■ WHAT THE TASK REQUIRES: In the data, find the word "skip" and copy out every line that has it.

Data extracted from a collection:
==========
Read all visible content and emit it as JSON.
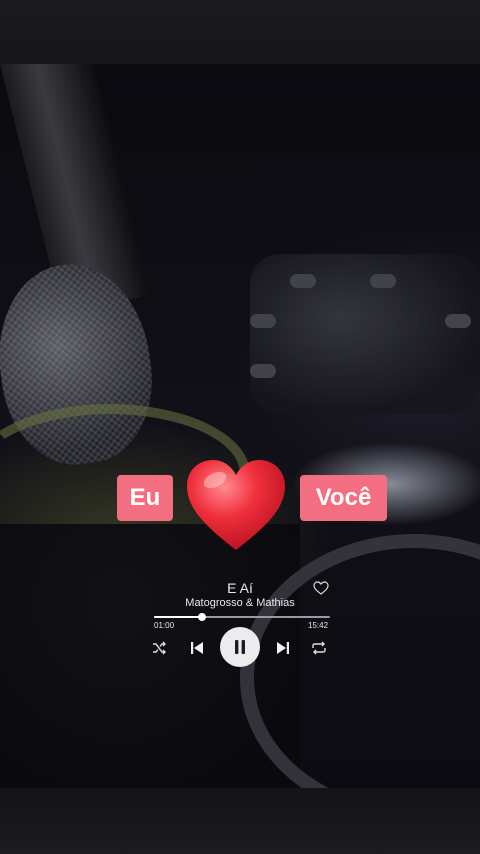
{
  "overlay": {
    "left_chip": "Eu",
    "right_chip": "Você",
    "chip_color": "#f26e80",
    "heart_icon": "red-heart",
    "heart_color": "#ef2f3c"
  },
  "player": {
    "title": "E Aí",
    "artist": "Matogrosso & Mathias",
    "elapsed": "01:00",
    "total": "15:42",
    "progress": 0.27,
    "playing": true,
    "icons": {
      "like": "heart-outline-icon",
      "shuffle": "shuffle-icon",
      "previous": "skip-previous-icon",
      "play_pause": "pause-icon",
      "next": "skip-next-icon",
      "repeat": "repeat-icon"
    }
  }
}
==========
■ RESULT:
      "previous": "skip-previous-icon",
      "next": "skip-next-icon",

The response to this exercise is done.